Becoming one of 'those' people
Yesterday Brooke and I were at Sprouts Farmer's Market bright and early to pick up our produce for the week (Brooke must not be mine because she likes to wake up with the sun), and when the cashier asked me what I was doing with my four pounds of organic apples I was thrilled. Even before my reply I was basking the glow of her certain awe.
"I'm making her baby food," I replied.
Then she twisted her face up and said the one thing I wasn't expecting.
"Ohhhh, you're one of those."
It wasn't followed by a goofy grin to indicate she was just good-naturedly chiding me. Just straight-faced condescension.
To say I was taken aback was an understatement. Sprouts is part of the holy trinity for organic-cooking, vegan-loving, gluten-free soccer moms all across the west (along with Whole Foods and Sunflower Market) and I didn't expect to get anything other than a friendly nod of approval at my buying and cooking choices.
Had I really become one of 'them'? And who are 'they'? Are they pod-women? Alien life-forces put here to make those who buy Gerber food and Huggies feel bad about themselves? Did I want to be one of them at all?
The answer is that I'm proud to be a part-time member of 'those' people.
I come from a Republican voting, SUV-driving, meat and potatoes kind of family. When I bring up multi-vitamins and low-VOC paint to my parents they gently roll their eyes, just as they did when I refused to eat steak as a kid. I could tell my mom checked out every time I talked about the gorgeous organic bedding and carriers that we bought for Brooke's arrival, and my Dad looked at me like I was insane when we declared our intent to cloth diaper.
The cloth diapering didn't necessarily start from a desire to save the planet.
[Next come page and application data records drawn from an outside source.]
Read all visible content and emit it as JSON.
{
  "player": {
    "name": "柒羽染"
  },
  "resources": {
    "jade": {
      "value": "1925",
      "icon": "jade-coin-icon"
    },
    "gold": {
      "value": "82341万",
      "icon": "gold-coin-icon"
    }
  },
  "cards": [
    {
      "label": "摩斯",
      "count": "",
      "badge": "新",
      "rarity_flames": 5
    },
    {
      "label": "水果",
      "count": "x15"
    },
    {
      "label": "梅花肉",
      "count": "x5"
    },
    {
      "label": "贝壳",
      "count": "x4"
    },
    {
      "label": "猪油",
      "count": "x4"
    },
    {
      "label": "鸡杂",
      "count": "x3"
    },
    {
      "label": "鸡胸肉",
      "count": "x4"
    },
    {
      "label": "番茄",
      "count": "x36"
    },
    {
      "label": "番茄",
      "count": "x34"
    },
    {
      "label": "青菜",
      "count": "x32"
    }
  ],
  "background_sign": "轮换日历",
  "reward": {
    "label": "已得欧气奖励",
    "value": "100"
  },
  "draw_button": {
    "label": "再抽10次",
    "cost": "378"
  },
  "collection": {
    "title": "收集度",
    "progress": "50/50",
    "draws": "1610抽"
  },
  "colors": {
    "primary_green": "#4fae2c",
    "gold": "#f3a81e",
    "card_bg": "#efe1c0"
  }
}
I was cloth diapered as an infant because I was allergic to disposables. In fear that Brooke may inherit my skin sensitivity I thought it would be smart to prepare for the worst, so I looked into cloth diapers. The world of safety pins, plastic pants, and leakage is a thing of the past. Cloth diapers are amazing now, and just as easy as disposables. I was sold from the first cloth diaper website I perused, and the fact that I managed to sway Corey in that direction is testament to the fact that they are easy and far less gross than you are thinking if you haven't used them.
At this point the environmental factor and the 'granola-ness' of the situation was really icing on the cake, but I thought it was silly to stop there.
With little effort or problem we have stepped up our recycling, purchased organic clothing and food when possible, hung a clothesline, stopped spraying pesticide inside the home, and we're even considering a hybrid SUV for our future car purchase.
But, before you decide that I'm about to start campaigning for Al Gore to run the world I should let it be known that our house uses cushy, soft toilet paper that probably took ten acres of rain forest to make, we use disposable wipes on Brooke's dirty little baby butt (Corey put his foot down when it came to cloth wipes), and my carcinogenic candles are burning in the kitchen right now while the dishwasher runs at peak hours filled with nasty old Electrasol and Jet-Dry.
It's true that I am making Brooke's baby food from fresh, organic Gala apples, but I also have a cupboard full of Gerber that I got on sale right before she was born. And while we love our cloth diapers during the day, hippie moms would shun us from the playgroup because we use disposables at night (the diaper rash is horrible if we don't).
And while the label still irks me, the nice part of the 'them club' is that you don't have to be a member all the time. It's not an all-or-nothing type decision as I choose to believe that every little bit helps and any smart and healthy choices you make are beneficial, no matter how many hours you let your infant chew on the rattle that fell on the floor *twice* when you haven't mopped since Monday. Not that I would do that. I mean, c'mon, I am one of 'them' after all.